=== Task description ===
Each entry in the block below needs to be copied out exactly.

=== Supplied entries ===
-- -- --

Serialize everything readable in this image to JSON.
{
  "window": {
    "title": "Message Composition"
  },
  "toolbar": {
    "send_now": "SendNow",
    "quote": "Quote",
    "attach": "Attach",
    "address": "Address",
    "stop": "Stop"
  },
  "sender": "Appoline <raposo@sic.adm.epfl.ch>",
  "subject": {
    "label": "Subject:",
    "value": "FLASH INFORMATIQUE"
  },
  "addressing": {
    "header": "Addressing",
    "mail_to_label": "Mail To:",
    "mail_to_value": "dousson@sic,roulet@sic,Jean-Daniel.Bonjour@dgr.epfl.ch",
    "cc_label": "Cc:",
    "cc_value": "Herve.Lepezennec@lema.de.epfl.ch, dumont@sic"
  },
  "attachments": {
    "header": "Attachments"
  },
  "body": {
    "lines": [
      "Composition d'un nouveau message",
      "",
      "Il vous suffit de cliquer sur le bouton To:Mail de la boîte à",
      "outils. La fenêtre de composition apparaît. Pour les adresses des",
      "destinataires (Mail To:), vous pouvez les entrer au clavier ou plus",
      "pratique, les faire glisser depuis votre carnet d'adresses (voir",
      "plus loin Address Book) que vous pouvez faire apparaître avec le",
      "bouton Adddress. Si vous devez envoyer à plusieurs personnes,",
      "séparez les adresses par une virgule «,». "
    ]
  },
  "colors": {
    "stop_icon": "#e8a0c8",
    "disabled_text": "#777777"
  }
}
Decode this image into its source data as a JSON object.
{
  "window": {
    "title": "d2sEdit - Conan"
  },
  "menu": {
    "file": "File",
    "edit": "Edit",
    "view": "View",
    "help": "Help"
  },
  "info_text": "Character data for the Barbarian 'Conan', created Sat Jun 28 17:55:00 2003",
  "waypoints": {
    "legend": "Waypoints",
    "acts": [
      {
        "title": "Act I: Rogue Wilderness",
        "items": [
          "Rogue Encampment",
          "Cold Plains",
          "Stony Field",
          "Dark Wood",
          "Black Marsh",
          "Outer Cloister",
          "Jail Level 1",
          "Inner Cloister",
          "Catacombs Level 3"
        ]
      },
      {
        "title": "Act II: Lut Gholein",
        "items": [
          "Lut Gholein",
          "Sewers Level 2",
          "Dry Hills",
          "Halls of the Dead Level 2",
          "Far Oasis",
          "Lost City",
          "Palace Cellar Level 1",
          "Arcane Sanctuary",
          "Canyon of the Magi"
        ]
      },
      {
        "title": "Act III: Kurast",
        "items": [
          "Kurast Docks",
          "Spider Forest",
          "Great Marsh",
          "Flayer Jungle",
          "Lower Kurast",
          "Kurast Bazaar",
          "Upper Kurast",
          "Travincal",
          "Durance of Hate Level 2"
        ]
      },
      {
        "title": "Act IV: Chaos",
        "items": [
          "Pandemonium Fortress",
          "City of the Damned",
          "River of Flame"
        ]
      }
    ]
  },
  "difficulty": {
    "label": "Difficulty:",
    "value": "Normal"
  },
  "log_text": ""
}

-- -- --

=== Exercise output ===
Serialize everything readable in this image to JSON.
{
  "window": {
    "title": "Message Composition"
  },
  "toolbar": {
    "send_now": "SendNow",
    "quote": "Quote",
    "attach": "Attach",
    "address": "Address",
    "stop": "Stop"
  },
  "sender": "Appoline <raposo@sic.adm.epfl.ch>",
  "subject": {
    "label": "Subject:",
    "value": "FLASH INFORMATIQUE"
  },
  "addressing": {
    "header": "Addressing",
    "mail_to_label": "Mail To:",
    "mail_to_value": "dousson@sic,roulet@sic,Jean-Daniel.Bonjour@dgr.epfl.ch",
    "cc_label": "Cc:",
    "cc_value": "Herve.Lepezennec@lema.de.epfl.ch, dumont@sic"
  },
  "attachments": {
    "header": "Attachments"
  },
  "body": {
    "lines": [
      "Composition d'un nouveau message",
      "",
      "Il vous suffit de cliquer sur le bouton To:Mail de la boîte à",
      "outils. La fenêtre de composition apparaît. Pour les adresses des",
      "destinataires (Mail To:), vous pouvez les entrer au clavier ou plus",
      "pratique, les faire glisser depuis votre carnet d'adresses (voir",
      "plus loin Address Book) que vous pouvez faire apparaître avec le",
      "bouton Adddress. Si vous devez envoyer à plusieurs personnes,",
      "séparez les adresses par une virgule «,». "
    ]
  },
  "colors": {
    "stop_icon": "#e8a0c8",
    "disabled_text": "#777777"
  }
}
Decode this image into its source data as a JSON object.
{
  "window": {
    "title": "d2sEdit - Conan"
  },
  "menu": {
    "file": "File",
    "edit": "Edit",
    "view": "View",
    "help": "Help"
  },
  "info_text": "Character data for the Barbarian 'Conan', created Sat Jun 28 17:55:00 2003",
  "waypoints": {
    "legend": "Waypoints",
    "acts": [
      {
        "title": "Act I: Rogue Wilderness",
        "items": [
          "Rogue Encampment",
          "Cold Plains",
          "Stony Field",
          "Dark Wood",
          "Black Marsh",
          "Outer Cloister",
          "Jail Level 1",
          "Inner Cloister",
          "Catacombs Level 3"
        ]
      },
      {
        "title": "Act II: Lut Gholein",
        "items": [
          "Lut Gholein",
          "Sewers Level 2",
          "Dry Hills",
          "Halls of the Dead Level 2",
          "Far Oasis",
          "Lost City",
          "Palace Cellar Level 1",
          "Arcane Sanctuary",
          "Canyon of the Magi"
        ]
      },
      {
        "title": "Act III: Kurast",
        "items": [
          "Kurast Docks",
          "Spider Forest",
          "Great Marsh",
          "Flayer Jungle",
          "Lower Kurast",
          "Kurast Bazaar",
          "Upper Kurast",
          "Travincal",
          "Durance of Hate Level 2"
        ]
      },
      {
        "title": "Act IV: Chaos",
        "items": [
          "Pandemonium Fortress",
          "City of the Damned",
          "River of Flame"
        ]
      }
    ]
  },
  "difficulty": {
    "label": "Difficulty:",
    "value": "Normal"
  },
  "log_text": ""
}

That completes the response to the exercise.